[WORK TO BE COMPLETED]: Every line that contains the word "What" should be copied from the records below.

(Data about app and page elements)

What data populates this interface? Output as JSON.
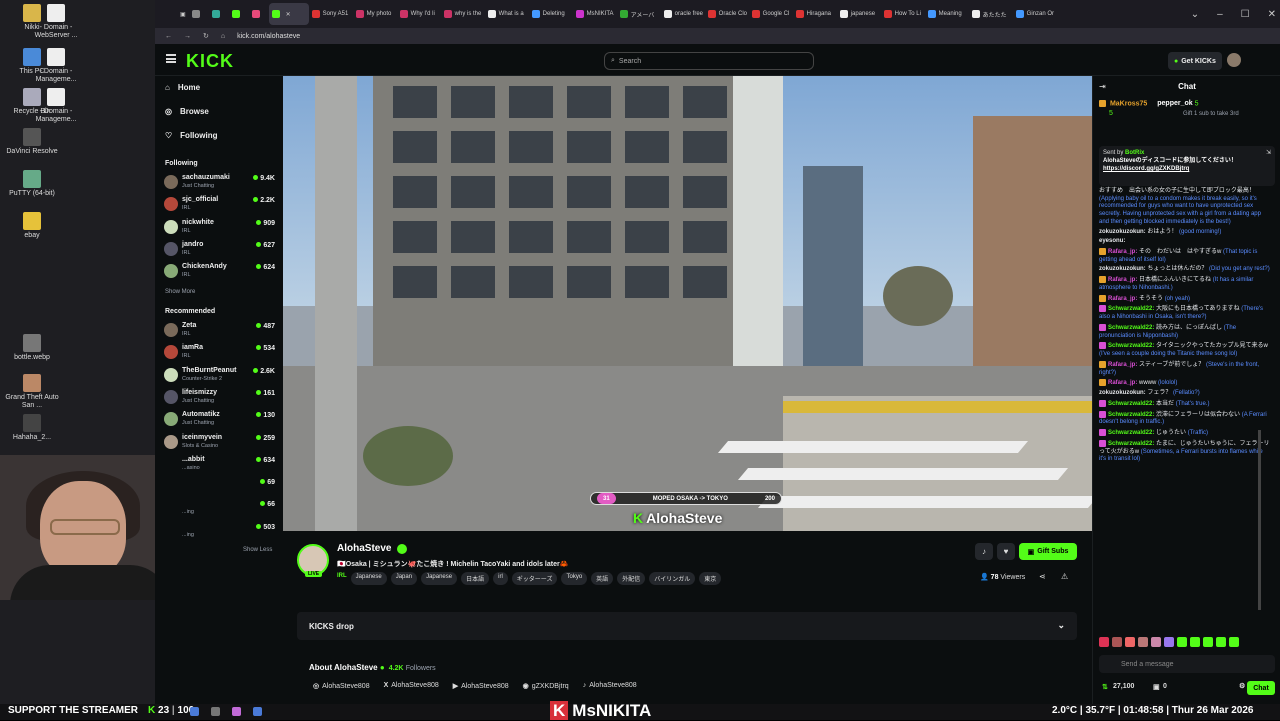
{
  "desktop": {
    "icons": [
      {
        "label": "Nikki",
        "color": "#d9b64a"
      },
      {
        "label": "- Domain - WebServer ...",
        "color": "#eee"
      },
      {
        "label": "This PC",
        "color": "#4a8ad8"
      },
      {
        "label": "- Domain - Manageme...",
        "color": "#eee"
      },
      {
        "label": "Recycle Bin",
        "color": "#aab"
      },
      {
        "label": "- Domain - Manageme...",
        "color": "#eee"
      },
      {
        "label": "DaVinci Resolve",
        "color": "#555"
      },
      {
        "label": "PuTTY (64-bit)",
        "color": "#6a8"
      },
      {
        "label": "ebay",
        "color": "#e6c23a"
      },
      {
        "label": "bottle.webp",
        "color": "#777"
      },
      {
        "label": "Grand Theft Auto San ...",
        "color": "#b86"
      },
      {
        "label": "Hahaha_2...",
        "color": "#444"
      }
    ]
  },
  "browser": {
    "tabs": [
      {
        "label": "",
        "color": "#888"
      },
      {
        "label": "",
        "color": "#3a9"
      },
      {
        "label": "",
        "color": "#53fc18"
      },
      {
        "label": "",
        "color": "#e64a7a"
      },
      {
        "label": "",
        "color": "#53fc18",
        "active": true
      },
      {
        "label": "Sony A51",
        "color": "#d33"
      },
      {
        "label": "My photo",
        "color": "#c36"
      },
      {
        "label": "Why I'd li",
        "color": "#c36"
      },
      {
        "label": "why is the",
        "color": "#c36"
      },
      {
        "label": "What is a",
        "color": "#eee"
      },
      {
        "label": "Deleting",
        "color": "#49f"
      },
      {
        "label": "MsNIKITA",
        "color": "#c3c"
      },
      {
        "label": "アメーバ",
        "color": "#3a3"
      },
      {
        "label": "oracle free",
        "color": "#eee"
      },
      {
        "label": "Oracle Clo",
        "color": "#d33"
      },
      {
        "label": "Google Cl",
        "color": "#d33"
      },
      {
        "label": "Hiragana",
        "color": "#d33"
      },
      {
        "label": "japanese",
        "color": "#eee"
      },
      {
        "label": "How To Li",
        "color": "#d33"
      },
      {
        "label": "Meaning",
        "color": "#49f"
      },
      {
        "label": "あたたた",
        "color": "#eee"
      },
      {
        "label": "Ginzan Or",
        "color": "#49f"
      }
    ],
    "url": "kick.com/alohasteve"
  },
  "topnav": {
    "logo": "KICK",
    "search_placeholder": "Search",
    "get_kicks": "Get KICKs"
  },
  "sidebar": {
    "nav": [
      "Home",
      "Browse",
      "Following"
    ],
    "following_title": "Following",
    "following": [
      {
        "name": "sachauzumaki",
        "category": "Just Chatting",
        "viewers": "9.4K"
      },
      {
        "name": "sjc_official",
        "category": "IRL",
        "viewers": "2.2K"
      },
      {
        "name": "nickwhite",
        "category": "IRL",
        "viewers": "909"
      },
      {
        "name": "jandro",
        "category": "IRL",
        "viewers": "627"
      },
      {
        "name": "ChickenAndy",
        "category": "IRL",
        "viewers": "624"
      }
    ],
    "show_more": "Show More",
    "recommended_title": "Recommended",
    "recommended": [
      {
        "name": "Zeta",
        "category": "IRL",
        "viewers": "487"
      },
      {
        "name": "iamRa",
        "category": "IRL",
        "viewers": "534"
      },
      {
        "name": "TheBurntPeanut",
        "category": "Counter-Strike 2",
        "viewers": "2.6K"
      },
      {
        "name": "lifeismizzy",
        "category": "Just Chatting",
        "viewers": "161"
      },
      {
        "name": "Automatikz",
        "category": "Just Chatting",
        "viewers": "130"
      },
      {
        "name": "iceinmyvein",
        "category": "Slots & Casino",
        "viewers": "259"
      },
      {
        "name": "...abbit",
        "category": "...asino",
        "viewers": "634"
      },
      {
        "name": "",
        "category": "",
        "viewers": "69"
      },
      {
        "name": "",
        "category": "...ing",
        "viewers": "66"
      },
      {
        "name": "",
        "category": "...ing",
        "viewers": "503"
      }
    ],
    "show_less": "Show Less"
  },
  "video": {
    "overlay_left": "31",
    "overlay_route": "MOPED OSAKA -> TOKYO",
    "overlay_right": "200",
    "overlay_name": "AlohaSteve"
  },
  "stream": {
    "channel": "AlohaSteve",
    "live_label": "LIVE",
    "title": "🇯🇵Osaka | ミシュラン🐙たこ焼き ! Michelin TacoYaki and idols later🦀",
    "category": "IRL",
    "tags": [
      "Japanese",
      "Japan",
      "Japanese",
      "日本語",
      "irl",
      "ギッターーズ",
      "Tokyo",
      "英語",
      "外配信",
      "バイリンガル",
      "東京"
    ],
    "gift_label": "Gift Subs",
    "viewers": "78",
    "viewers_label": "Viewers",
    "kicks_drop": "KICKS drop",
    "about_title": "About AlohaSteve",
    "followers": "4.2K",
    "followers_label": "Followers",
    "socials": [
      {
        "icon": "instagram-icon",
        "label": "AlohaSteve808"
      },
      {
        "icon": "x-icon",
        "label": "AlohaSteve808"
      },
      {
        "icon": "youtube-icon",
        "label": "AlohaSteve808"
      },
      {
        "icon": "discord-icon",
        "label": "gZXKDBjtrq"
      },
      {
        "icon": "tiktok-icon",
        "label": "AlohaSteve808"
      }
    ]
  },
  "chat": {
    "title": "Chat",
    "gift_user1": "MaKross75",
    "gift_user1_count": "5",
    "gift_user2": "pepper_ok",
    "gift_user2_count": "5",
    "gift_note": "Gift 1 sub to take 3rd",
    "pinned_sender": "Sent by",
    "pinned_bot": "BotRix",
    "pinned_text": "AlohaSteveのディスコードに参加してください！",
    "pinned_link": "https://discord.gg/gZXKDBjtrq",
    "messages": [
      {
        "user": "",
        "color": "#e5e7eb",
        "text": "おすすめ　出会い系の女の子に生中して即ブロック最高！",
        "translation": "(Applying baby oil to a condom makes it break easily, so it's recommended for guys who want to have unprotected sex secretly. Having unprotected sex with a girl from a dating app and then getting blocked immediately is the best!)"
      },
      {
        "user": "zokuzokuzokun:",
        "color": "#e5e7eb",
        "text": "おはよう！",
        "translation": "(good morning!)"
      },
      {
        "user": "eyesonu:",
        "color": "#e5e7eb",
        "text": "",
        "translation": ""
      },
      {
        "user": "Rafara_jp:",
        "color": "#d94fd4",
        "text": "その　わだいは　はやすぎるw",
        "translation": "(That topic is getting ahead of itself lol)"
      },
      {
        "user": "zokuzokuzokun:",
        "color": "#e5e7eb",
        "text": "ちょっとは休んだの？",
        "translation": "(Did you get any rest?)"
      },
      {
        "user": "Rafara_jp:",
        "color": "#d94fd4",
        "text": "日本橋にふんいきにてるね",
        "translation": "(It has a similar atmosphere to Nihonbashi.)"
      },
      {
        "user": "Rafara_jp:",
        "color": "#d94fd4",
        "text": "そうそう",
        "translation": "(oh yeah)"
      },
      {
        "user": "Schwarzwald22:",
        "color": "#53fc18",
        "text": "大阪にも日本橋ってありますね",
        "translation": "(There's also a Nihonbashi in Osaka, isn't there?)"
      },
      {
        "user": "Schwarzwald22:",
        "color": "#53fc18",
        "text": "読み方は、にっぽんばし",
        "translation": "(The pronunciation is Nipponbashi)"
      },
      {
        "user": "Schwarzwald22:",
        "color": "#53fc18",
        "text": "タイタニックやってたカップル見て来るw",
        "translation": "(I've seen a couple doing the Titanic theme song lol)"
      },
      {
        "user": "Rafara_jp:",
        "color": "#d94fd4",
        "text": "スティーブが前でしょ？",
        "translation": "(Steve's in the front, right?)"
      },
      {
        "user": "Rafara_jp:",
        "color": "#d94fd4",
        "text": "wwww",
        "translation": "(lololol)"
      },
      {
        "user": "zokuzokuzokun:",
        "color": "#e5e7eb",
        "text": "フェラ？",
        "translation": "(Fellatio?)"
      },
      {
        "user": "Schwarzwald22:",
        "color": "#53fc18",
        "text": "本当だ",
        "translation": "(That's true.)"
      },
      {
        "user": "Schwarzwald22:",
        "color": "#53fc18",
        "text": "渋滞にフェラーリは似合わない",
        "translation": "(A Ferrari doesn't belong in traffic.)"
      },
      {
        "user": "Schwarzwald22:",
        "color": "#53fc18",
        "text": "じゅうたい",
        "translation": "(Traffic)"
      },
      {
        "user": "Schwarzwald22:",
        "color": "#53fc18",
        "text": "たまに、じゅうたいちゅうに、フェラーリって火がおるw",
        "translation": "(Sometimes, a Ferrari bursts into flames while it's in transit lol)"
      }
    ],
    "send_placeholder": "Send a message",
    "kicks_balance": "27,100",
    "count": "0",
    "chat_button": "Chat"
  },
  "taskbar": {
    "support": "SUPPORT THE STREAMER",
    "kicks_count": "23",
    "subs_count": "100",
    "brand": "MsNIKITA",
    "weather": "2.0°C | 35.7°F | 01:48:58 | Thur 26 Mar 2026"
  }
}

[SOLUTION]:
What data populates this interface? Output as JSON.
        "label": "What is a",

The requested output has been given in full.